The eternal fire within makes them appear Daubing in every part the steep decline."
Inferno, xxi. Il. 7–18.
In sublimity, Dante is surpassed only
Inferno, canto viii. 11. 65–78. and by our own Milton. Yet, even in Here is his description of what he his most thrilling and tremendous desaw on the arid plain of the seventh scriptions of eternal misery, we are frecircle:
quently surprised by images of beauty
and calm delight, all the more welcome “ And hovering o'er the land with slow descent, Broad flakes of fire were falling all around,
and pleasing from their contrast with Like Alpine snow through the calm element. the scenes of suffering, the timeless
gloom, and the air forever shaken, Even so descended the eternal fire
from which we have just escaped, and From which the sand, like tinder from the into which we have again to pass. It steel,
is as if when treading “over the burnWas kindled up, doubling the anguish dire.
ing marle,” we suddenly came upon Without repose forever was the wheel Of wretched hands, now turning
here, now there, some happy valley, or entered some To shake from them the fresh fallen fire they sylvan shade, where the song of birds feel.”
is heard amidst the foliage, or the muHe then describes Capaneus, unsoft- sic of the rill that murmurs on the ened by the eternal fire, and obdurate verçe of the enameled green.
Take, as ever; a description which hardly for instance, the Limbo of the Unbapyields in grandeur to the Prometheus tized—a passage which also discovers of Æschylus, and is probably the pro- his veneration for the great writers of totype of Milton's Satan in Paradise antiquity, and his revulsion from the Lost :
doctrine which dooms all unbaptized “Who is that mighty one, morose and grim,
persons to eternal misery : for the exWho careless of the burning seems to lie,
press accommodation of the heroes, So that the fire-shower can not soften him? poets, and philosophers of heathen anAnd he, as to my leader I apply,
tiquity, whom the orthodox theology Perceiving 'twas of him I thus inquire,
of the age excluded from heaven, he Cried, "What I was alive, such dead am I.
has contrived a kind of paradise in If incensed Jupiter his workmen tire, From whom he snatched the thunderbolts that
hell : day
" Now to a noble castle's foot we came, Which was my last, and struck me in his ire ; Seven times with lofty walls encompassed If he—the rest all spent by turns while they
round; The sledge in Mongibello's black forge wield- And round it also flowed a pleasant stream,
Cry, 'Help, good Vulcan, help!' as in the fray O'er which we passed, as if upon firm ground: He cried of old in the Phlegræan field,
Through seven gates entering with the sages And launch his bolts at me with all his might,
there, A joyful vengeance it shall never yield.”
We reached a meadow with fresh verdure
With grave slow eyes, the crowds assembled As another instance of Dante's wonderful imagery and word-painting, we In their appearance of great majesty; quote the comparison of the boiling And as they talked their words were sweet and pitch seen below by the poets, when
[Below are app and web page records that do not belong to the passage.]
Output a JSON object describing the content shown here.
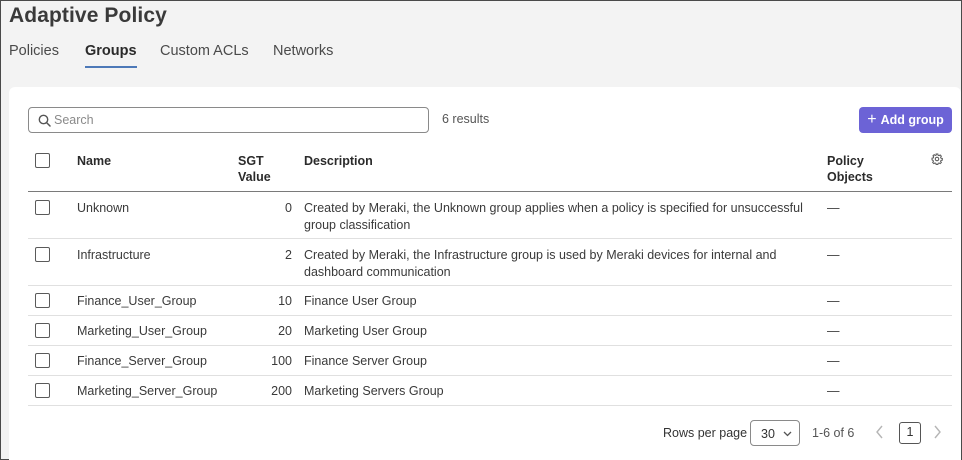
{
  "page": {
    "title": "Adaptive Policy"
  },
  "tabs": [
    {
      "label": "Policies",
      "active": false
    },
    {
      "label": "Groups",
      "active": true
    },
    {
      "label": "Custom ACLs",
      "active": false
    },
    {
      "label": "Networks",
      "active": false
    }
  ],
  "toolbar": {
    "search_placeholder": "Search",
    "results": "6 results",
    "add_label": "Add group",
    "add_icon": "plus-icon",
    "accent": "#6c63d6"
  },
  "table": {
    "headers": {
      "name": "Name",
      "sgt_line1": "SGT",
      "sgt_line2": "Value",
      "description": "Description",
      "policy_line1": "Policy",
      "policy_line2": "Objects"
    },
    "settings_icon": "gear-icon",
    "rows": [
      {
        "name": "Unknown",
        "sgt": "0",
        "desc1": "Created by Meraki, the Unknown group applies when a policy is specified for unsuccessful",
        "desc2": "group classification",
        "policy": "—"
      },
      {
        "name": "Infrastructure",
        "sgt": "2",
        "desc1": "Created by Meraki, the Infrastructure group is used by Meraki devices for internal and",
        "desc2": "dashboard communication",
        "policy": "—"
      },
      {
        "name": "Finance_User_Group",
        "sgt": "10",
        "desc1": "Finance User Group",
        "desc2": "",
        "policy": "—"
      },
      {
        "name": "Marketing_User_Group",
        "sgt": "20",
        "desc1": "Marketing User Group",
        "desc2": "",
        "policy": "—"
      },
      {
        "name": "Finance_Server_Group",
        "sgt": "100",
        "desc1": "Finance Server Group",
        "desc2": "",
        "policy": "—"
      },
      {
        "name": "Marketing_Server_Group",
        "sgt": "200",
        "desc1": "Marketing Servers Group",
        "desc2": "",
        "policy": "—"
      }
    ]
  },
  "pagination": {
    "rows_per_page_label": "Rows per page",
    "rows_per_page_value": "30",
    "range": "1-6 of 6",
    "current_page": "1"
  }
}
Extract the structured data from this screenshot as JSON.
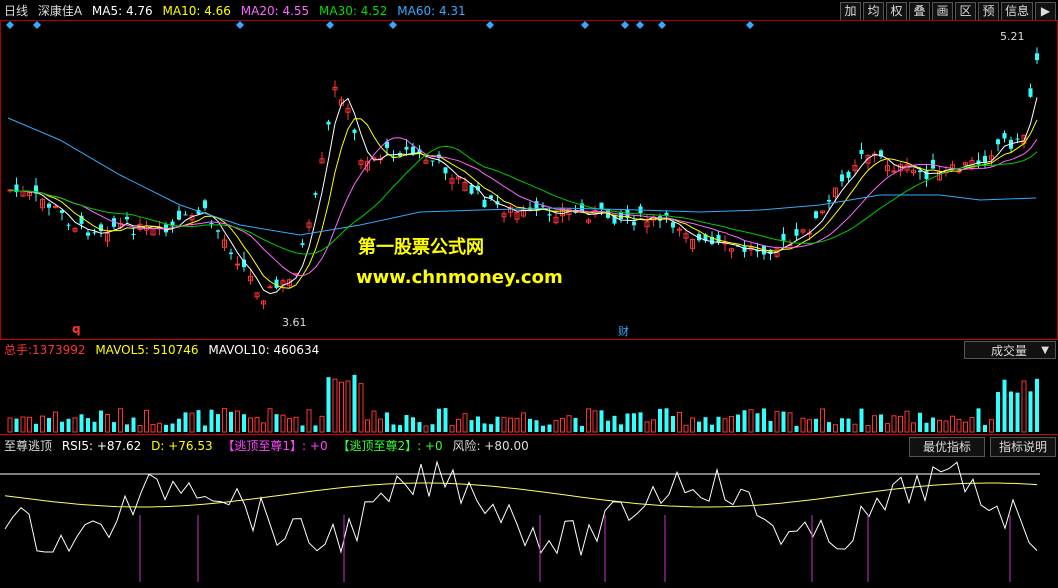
{
  "header": {
    "period": "日线",
    "stock": "深康佳A",
    "ma5": "MA5: 4.76",
    "ma10": "MA10: 4.66",
    "ma20": "MA20: 4.55",
    "ma30": "MA30: 4.52",
    "ma60": "MA60: 4.31"
  },
  "toolbar": [
    "加",
    "均",
    "权",
    "叠",
    "画",
    "区",
    "预",
    "信息"
  ],
  "price_labels": {
    "high": "5.21",
    "low": "3.61",
    "q_mark": "q",
    "cai_mark": "财"
  },
  "volume": {
    "label": "总手:",
    "value": "1373992",
    "mavol5": "MAVOL5: 510746",
    "mavol10": "MAVOL10: 460634",
    "selector": "成交量"
  },
  "indicator": {
    "name": "至尊逃顶",
    "rsi5": "RSI5: +87.62",
    "d": "D: +76.53",
    "top1": "【逃顶至尊1】: +0",
    "top2": "【逃顶至尊2】: +0",
    "risk": "风险: +80.00",
    "best_button": "最优指标",
    "help_button": "指标说明"
  },
  "watermark": {
    "line1": "第一股票公式网",
    "line2": "www.chnmoney.com"
  },
  "colors": {
    "ma5": "#ffffff",
    "ma10": "#ffff00",
    "ma20": "#ff66ff",
    "ma30": "#00cc00",
    "ma60": "#33aaff",
    "up": "#ff3333",
    "down": "#33ffff",
    "frame": "#cc0000"
  }
}
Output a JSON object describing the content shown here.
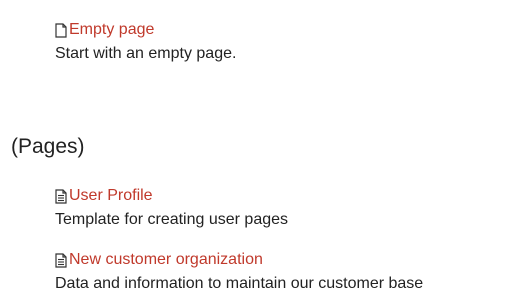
{
  "templates_top": [
    {
      "name": "Empty page",
      "description": "Start with an empty page.",
      "icon": "blank-page-icon"
    }
  ],
  "section": {
    "title": "(Pages)"
  },
  "templates_pages": [
    {
      "name": "User Profile",
      "description": "Template for creating user pages",
      "icon": "document-icon"
    },
    {
      "name": "New customer organization",
      "description": "Data and information to maintain our customer base",
      "icon": "document-icon"
    }
  ],
  "colors": {
    "link": "#c0392b",
    "text": "#222222"
  }
}
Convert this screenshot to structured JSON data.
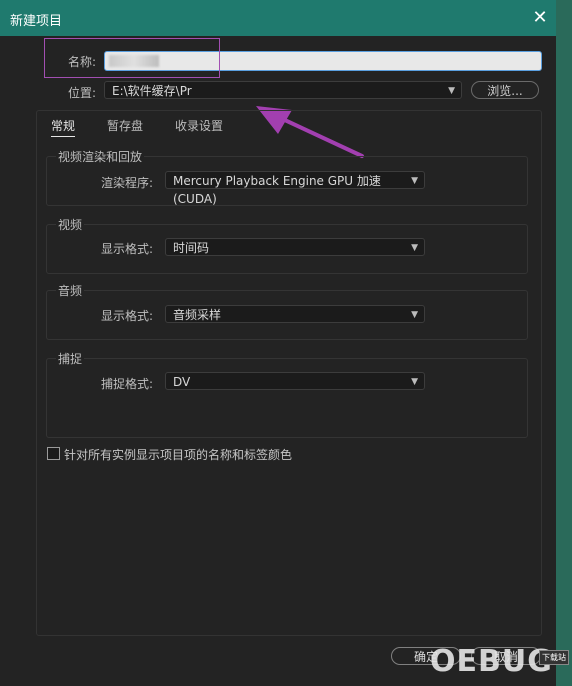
{
  "window": {
    "title": "新建项目",
    "close_glyph": "✕"
  },
  "name": {
    "label": "名称:",
    "value": ""
  },
  "location": {
    "label": "位置:",
    "value": "E:\\软件缓存\\Pr",
    "browse_label": "浏览..."
  },
  "tabs": [
    {
      "label": "常规",
      "active": true
    },
    {
      "label": "暂存盘",
      "active": false
    },
    {
      "label": "收录设置",
      "active": false
    }
  ],
  "groups": {
    "video_render": {
      "title": "视频渲染和回放",
      "field_label": "渲染程序:",
      "value": "Mercury Playback Engine GPU 加速 (CUDA)"
    },
    "video": {
      "title": "视频",
      "field_label": "显示格式:",
      "value": "时间码"
    },
    "audio": {
      "title": "音频",
      "field_label": "显示格式:",
      "value": "音频采样"
    },
    "capture": {
      "title": "捕捉",
      "field_label": "捕捉格式:",
      "value": "DV"
    }
  },
  "checkbox": {
    "label": "针对所有实例显示项目项的名称和标签颜色",
    "checked": false
  },
  "buttons": {
    "ok": "确定",
    "cancel": "取消"
  },
  "watermark": {
    "text": "OEBUG",
    "badge": "下载站"
  },
  "colors": {
    "titlebar": "#1f7a6e",
    "highlight": "#a24fb2",
    "arrow": "#a23fb0"
  }
}
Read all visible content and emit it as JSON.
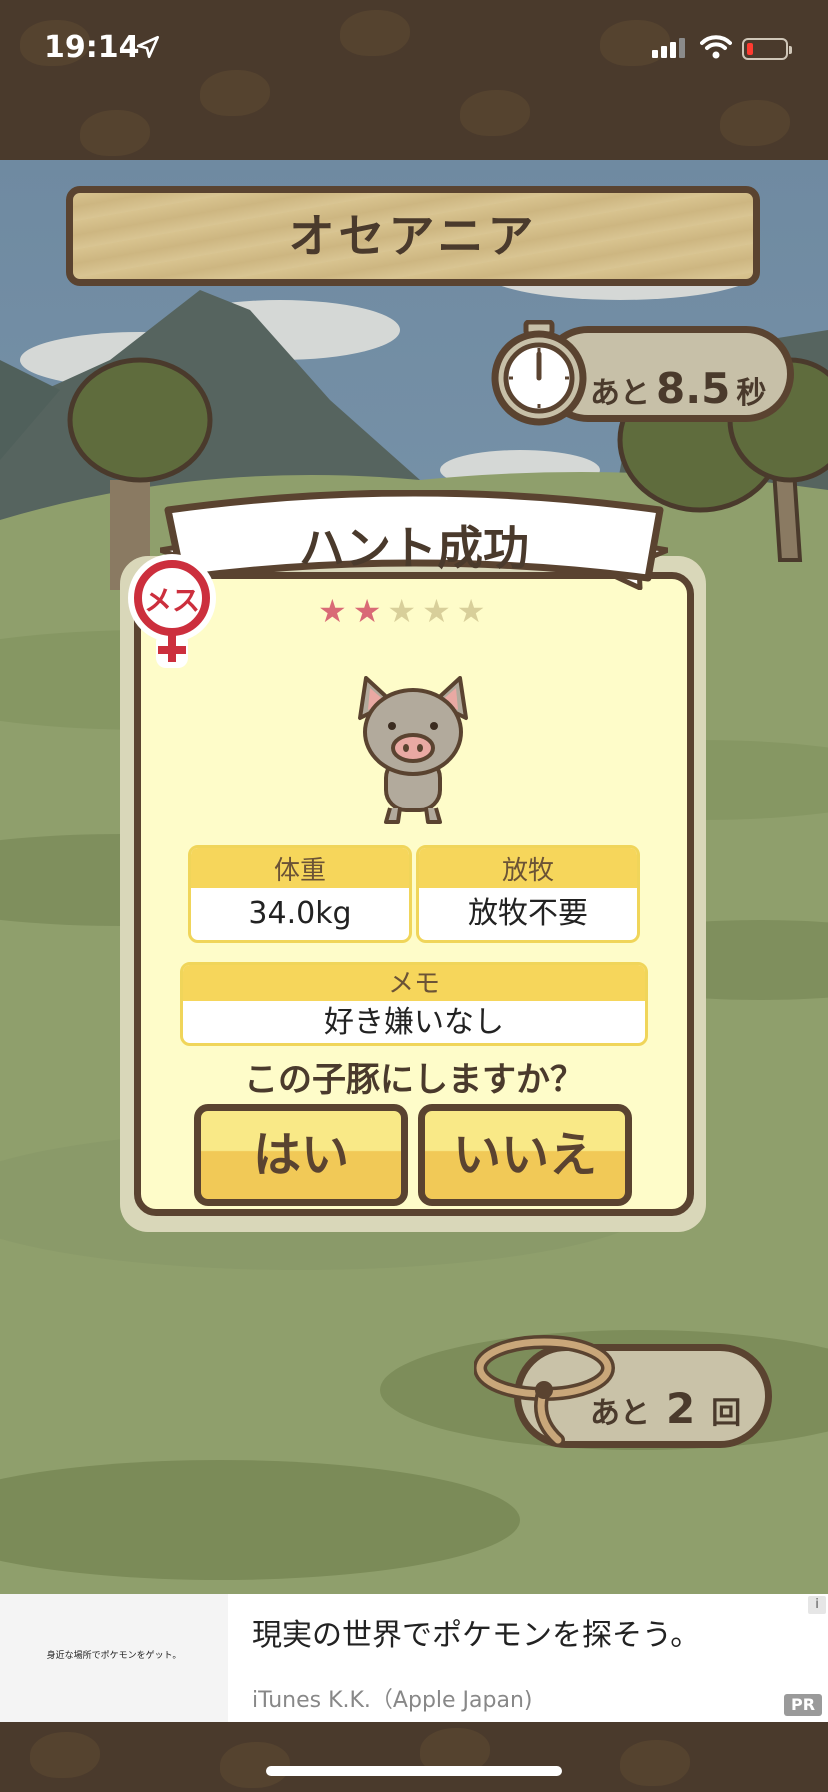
{
  "status_bar": {
    "time": "19:14"
  },
  "location": {
    "name": "オセアニア"
  },
  "timer": {
    "prefix": "あと",
    "value": "8.5",
    "unit": "秒"
  },
  "result": {
    "title": "ハント成功",
    "stars_filled": 2,
    "stars_total": 5,
    "gender_label": "メス",
    "weight": {
      "label": "体重",
      "value": "34.0kg"
    },
    "pasture": {
      "label": "放牧",
      "value": "放牧不要"
    },
    "memo": {
      "label": "メモ",
      "value": "好き嫌いなし"
    },
    "question": "この子豚にしますか？",
    "yes_label": "はい",
    "no_label": "いいえ"
  },
  "attempts": {
    "prefix": "あと",
    "value": "2",
    "unit": "回"
  },
  "ad": {
    "thumb_text": "身近な場所でポケモンをゲット。",
    "title": "現実の世界でポケモンを探そう。",
    "advertiser": "iTunes K.K.（Apple Japan)",
    "badge": "PR",
    "info": "i"
  },
  "colors": {
    "brown": "#5a4330",
    "card_bg": "#fefcc9",
    "button_yellow": "#f1c957",
    "star_on": "#d96a76"
  }
}
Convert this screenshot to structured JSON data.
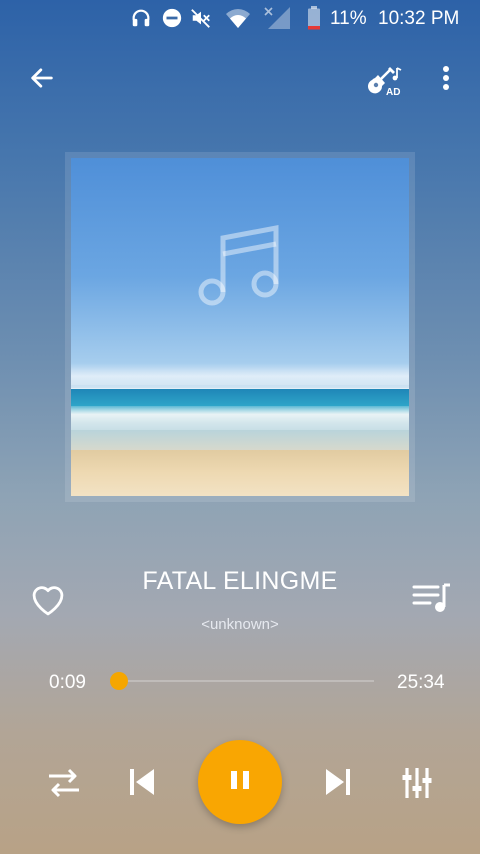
{
  "status_bar": {
    "icons": [
      "headphones-icon",
      "do-not-disturb-icon",
      "mute-icon",
      "wifi-icon",
      "no-signal-icon",
      "battery-low-icon"
    ],
    "battery_percent": "11%",
    "time": "10:32 PM"
  },
  "top_bar": {
    "back_icon": "arrow-back-icon",
    "ad_icon": "guitar-ad-icon",
    "ad_label": "AD",
    "more_icon": "more-vertical-icon"
  },
  "album_art": {
    "overlay_icon": "music-note-icon",
    "scene": "beach and sea under blue sky"
  },
  "song": {
    "title": "FATAL ELINGME",
    "artist": "<unknown>"
  },
  "progress": {
    "elapsed": "0:09",
    "total": "25:34",
    "fraction": 0.006,
    "accent_color": "#f5a600"
  },
  "controls": {
    "favorite_icon": "heart-outline-icon",
    "queue_icon": "playlist-music-icon",
    "repeat_icon": "repeat-icon",
    "previous_icon": "skip-previous-icon",
    "play_pause_icon": "pause-icon",
    "next_icon": "skip-next-icon",
    "equalizer_icon": "equalizer-icon",
    "play_button_color": "#f9a602"
  }
}
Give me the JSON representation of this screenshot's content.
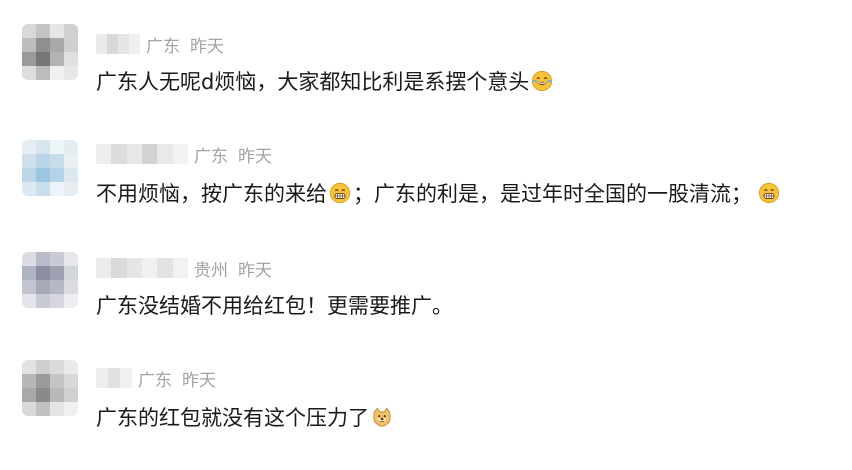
{
  "comments": [
    {
      "location": "广东",
      "time": "昨天",
      "text_before": "广东人无呢d烦恼，大家都知比利是系摆个意头",
      "emoji_1": "laughing-tears-icon",
      "text_after": "",
      "emoji_2": ""
    },
    {
      "location": "广东",
      "time": "昨天",
      "text_before": "不用烦恼，按广东的来给",
      "emoji_1": "grinning-icon",
      "text_after": "；广东的利是，是过年时全国的一股清流；",
      "emoji_2": "grinning-icon"
    },
    {
      "location": "贵州",
      "time": "昨天",
      "text_before": "广东没结婚不用给红包！更需要推广。",
      "emoji_1": "",
      "text_after": "",
      "emoji_2": ""
    },
    {
      "location": "广东",
      "time": "昨天",
      "text_before": "广东的红包就没有这个压力了",
      "emoji_1": "doge-icon",
      "text_after": "",
      "emoji_2": ""
    }
  ],
  "colors": {
    "meta_text": "#a3a3a3",
    "body_text": "#1a1a1a",
    "background": "#ffffff"
  }
}
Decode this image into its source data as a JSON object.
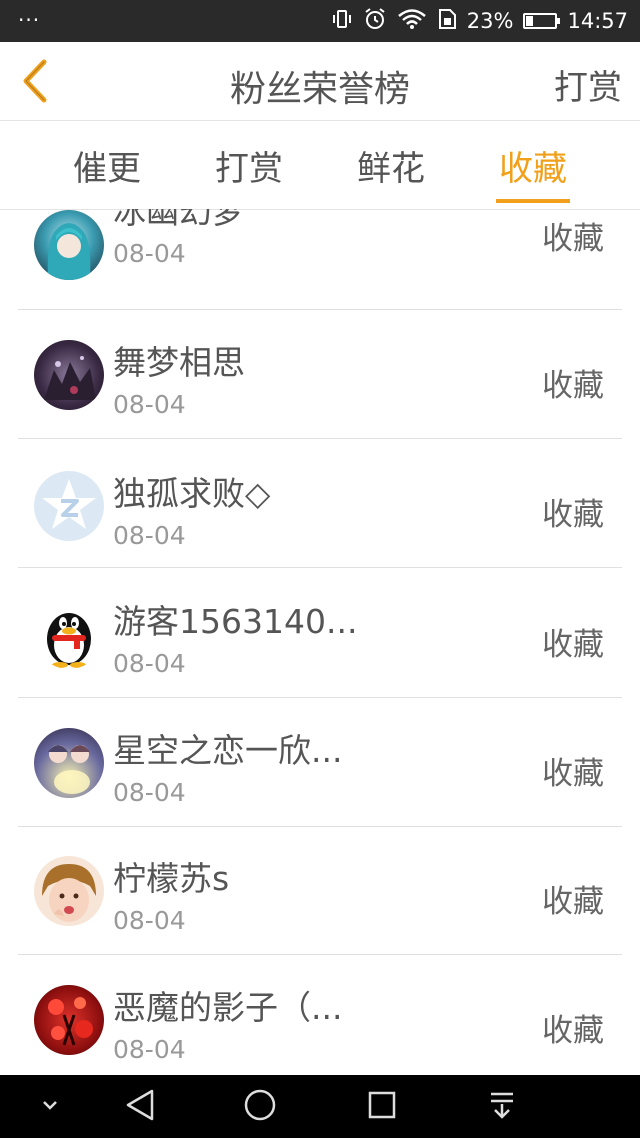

Thus to one side retiring entered we standing on the bridge across the fifth
An open place, light, lofty, and serene, chasm of Malebolge:
So that all there were visible to me.
There just above, upon the enameled green, " As in the arsenal at Venice, where Boils through the winter the tenacious pitch,
The mighty spirits I could recognize,
Whom I esteem it honor to have seen.
Inferno, canto iv. 106, etc.
Of that which hath made many a voyage rich: vivid word-painting and striking de-
deep workings of the mysterious huThe mizzen and the mainsail some sew up :
man heart. Shakespeare is acknow